character of the different parts of which it is composed, but of the relations of these parts to each other. The force operating such a machine may be derived from a simple fall of water, or from the oxidation of burning anthracite; but, although this may be the sole source of the actual energy expended, it is far from being the only factor concerned in the production of the special kind of work accomplished. The results are due to the transformations of this initial force into force of other kinds, the character of the work done depending on the peculiar construction of the machine—in other words, on the relations of its parts. Thus the expansive power of steam may be expended in the idle clapping of the lid of a tea-kettle, or in the driving of the piston in the engine of an ocean-steamer, according to the relations into which the steam is brought. Keeping this illustration in mind, we may perhaps attain to some conception of the meaning of a living organism, and wherein consist the differences in different organisms.

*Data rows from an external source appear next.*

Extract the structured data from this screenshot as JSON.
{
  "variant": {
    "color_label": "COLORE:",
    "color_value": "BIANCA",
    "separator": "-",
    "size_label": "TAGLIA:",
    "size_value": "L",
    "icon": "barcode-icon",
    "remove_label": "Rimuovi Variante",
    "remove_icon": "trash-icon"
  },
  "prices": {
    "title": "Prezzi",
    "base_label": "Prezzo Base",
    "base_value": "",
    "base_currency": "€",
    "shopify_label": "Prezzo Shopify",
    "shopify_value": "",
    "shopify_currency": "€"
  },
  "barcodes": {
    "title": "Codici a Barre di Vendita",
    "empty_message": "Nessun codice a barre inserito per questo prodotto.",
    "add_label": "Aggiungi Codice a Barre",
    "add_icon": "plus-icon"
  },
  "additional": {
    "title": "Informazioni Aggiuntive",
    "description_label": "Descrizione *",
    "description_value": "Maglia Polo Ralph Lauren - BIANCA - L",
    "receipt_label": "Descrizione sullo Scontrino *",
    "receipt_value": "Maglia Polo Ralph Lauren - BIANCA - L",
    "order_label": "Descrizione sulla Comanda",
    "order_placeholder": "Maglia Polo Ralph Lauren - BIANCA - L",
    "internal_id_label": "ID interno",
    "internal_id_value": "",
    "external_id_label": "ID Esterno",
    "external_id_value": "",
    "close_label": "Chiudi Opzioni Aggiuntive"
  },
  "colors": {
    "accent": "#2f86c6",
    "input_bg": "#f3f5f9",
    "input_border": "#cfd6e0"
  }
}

The life-processes are concerned in the building up of the tissues—that is, in the construction and constant repair of the mechanism out of materials supplied by food; coincident with this assimilation of new material, there is a corresponding accumulation of energy or force. The energies liberated, on the other hand, in the activities of muscle, nerve, brain, etc., come from the oxidation—the so-called waste—of these tissues; and (as in the machine) the results produced are due to the transformations of this initial force, derived from oxidation of the tissues, into other kinds of force, viz., those manifested by living animal organisms, the character of the work done depending (as in the illustration) on the particular construction of the mechanism concerned. In the operations of living organisms, not less than in those mechanisms whose motive power is derived from steam, not a known law of matter is violated, but all are wrought into a harmony so complete that the entire complex and heterogeneous structure acts as a unit.

Glancing in thought over the vast expanse of matter of which the universe consists, what has been the direction of the progress witnessed through the long ages since the beginning condensation of the nebulous masses in which our solar system is believed to have originated? The immense globes which whirl in repeated circles through the heavenly spaces, though bound together by the strongest and most subtile bonds, roll blindly on, forever unconscious of themselves and of one another. The lily of the field even, clothed in beauty though it be, and surrounded by the greater glories of earth and sky—the warm sunshine and green fields—has no conscious enjoyment of itself or of them; but as elements identical with those which compose these unconscious forms have combined and recombined in compounds of increasing complexity, as molecules have condensed and differentiated in the development of a higher kind of living matter, consciousness has dawned, and (mainly through the avenues of the special senses) mind